- _What needs to be done_
Could you please return each line of the data that has the word "activity"?

Extracted data: Begin

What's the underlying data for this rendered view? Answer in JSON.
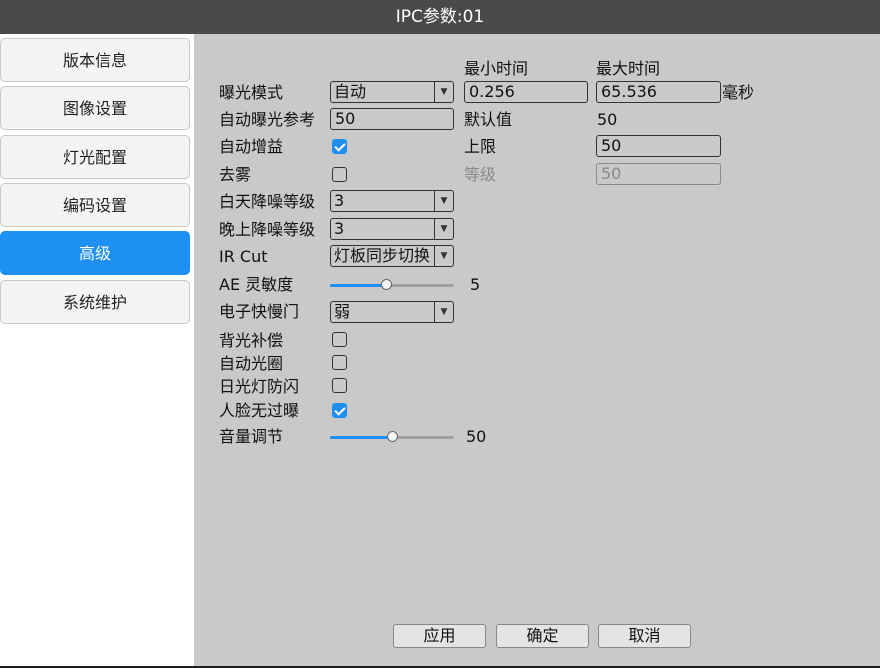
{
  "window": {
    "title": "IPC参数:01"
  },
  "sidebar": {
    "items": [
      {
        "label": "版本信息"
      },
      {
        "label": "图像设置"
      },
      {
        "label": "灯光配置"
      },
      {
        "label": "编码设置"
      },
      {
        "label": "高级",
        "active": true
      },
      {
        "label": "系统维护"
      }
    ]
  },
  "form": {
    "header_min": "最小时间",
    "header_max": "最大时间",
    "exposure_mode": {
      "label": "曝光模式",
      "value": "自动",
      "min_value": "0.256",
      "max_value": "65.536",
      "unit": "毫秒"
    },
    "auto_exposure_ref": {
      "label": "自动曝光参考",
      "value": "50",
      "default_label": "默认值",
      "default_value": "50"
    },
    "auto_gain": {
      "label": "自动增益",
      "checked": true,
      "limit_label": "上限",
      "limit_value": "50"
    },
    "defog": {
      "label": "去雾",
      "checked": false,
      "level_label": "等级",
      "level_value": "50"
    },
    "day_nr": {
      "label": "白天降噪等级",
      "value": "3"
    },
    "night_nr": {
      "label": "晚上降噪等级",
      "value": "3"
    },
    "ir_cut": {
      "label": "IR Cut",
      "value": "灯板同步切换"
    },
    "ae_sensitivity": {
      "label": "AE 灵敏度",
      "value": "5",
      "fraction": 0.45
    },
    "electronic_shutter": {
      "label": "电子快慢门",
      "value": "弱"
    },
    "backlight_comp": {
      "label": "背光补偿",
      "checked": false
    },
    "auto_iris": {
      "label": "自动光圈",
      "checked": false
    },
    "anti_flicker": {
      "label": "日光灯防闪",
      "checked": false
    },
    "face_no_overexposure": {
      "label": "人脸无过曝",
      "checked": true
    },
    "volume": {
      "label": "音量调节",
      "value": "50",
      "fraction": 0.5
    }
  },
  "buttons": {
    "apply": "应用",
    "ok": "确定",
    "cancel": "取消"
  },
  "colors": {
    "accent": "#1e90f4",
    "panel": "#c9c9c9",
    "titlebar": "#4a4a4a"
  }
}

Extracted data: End
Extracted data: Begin

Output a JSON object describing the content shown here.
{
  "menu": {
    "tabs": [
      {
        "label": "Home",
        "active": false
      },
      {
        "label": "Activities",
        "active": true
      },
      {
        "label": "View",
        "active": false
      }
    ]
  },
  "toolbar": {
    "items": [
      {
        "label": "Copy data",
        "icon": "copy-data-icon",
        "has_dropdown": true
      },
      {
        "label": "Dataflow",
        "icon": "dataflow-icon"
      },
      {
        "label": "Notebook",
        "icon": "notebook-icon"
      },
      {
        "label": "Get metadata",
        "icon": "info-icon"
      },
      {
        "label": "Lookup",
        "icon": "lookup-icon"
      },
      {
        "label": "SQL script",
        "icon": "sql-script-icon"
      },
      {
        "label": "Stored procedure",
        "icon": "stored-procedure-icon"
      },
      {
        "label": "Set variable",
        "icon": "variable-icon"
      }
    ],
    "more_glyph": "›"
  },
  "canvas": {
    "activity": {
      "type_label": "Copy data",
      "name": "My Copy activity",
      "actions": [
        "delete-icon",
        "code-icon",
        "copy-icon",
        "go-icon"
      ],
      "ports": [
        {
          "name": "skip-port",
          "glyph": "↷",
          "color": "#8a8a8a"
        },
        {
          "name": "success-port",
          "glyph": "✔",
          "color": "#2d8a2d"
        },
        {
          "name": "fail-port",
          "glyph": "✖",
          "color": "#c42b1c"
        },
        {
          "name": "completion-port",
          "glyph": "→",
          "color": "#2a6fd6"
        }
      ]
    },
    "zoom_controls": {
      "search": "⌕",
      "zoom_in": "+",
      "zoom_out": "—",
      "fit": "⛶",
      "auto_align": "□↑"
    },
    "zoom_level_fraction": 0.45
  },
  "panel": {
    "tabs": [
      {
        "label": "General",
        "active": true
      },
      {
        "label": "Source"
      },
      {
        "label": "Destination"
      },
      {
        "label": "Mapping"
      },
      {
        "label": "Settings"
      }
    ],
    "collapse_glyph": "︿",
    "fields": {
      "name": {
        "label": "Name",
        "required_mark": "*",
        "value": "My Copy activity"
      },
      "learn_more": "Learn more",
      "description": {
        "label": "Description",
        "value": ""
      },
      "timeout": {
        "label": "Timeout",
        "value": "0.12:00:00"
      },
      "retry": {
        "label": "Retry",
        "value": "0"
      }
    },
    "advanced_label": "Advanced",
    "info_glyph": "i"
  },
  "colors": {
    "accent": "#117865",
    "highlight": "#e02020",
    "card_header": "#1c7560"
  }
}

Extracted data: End

- _Finished exercise_
    "activity": {
      "name": "My Copy activity",
        "value": "My Copy activity"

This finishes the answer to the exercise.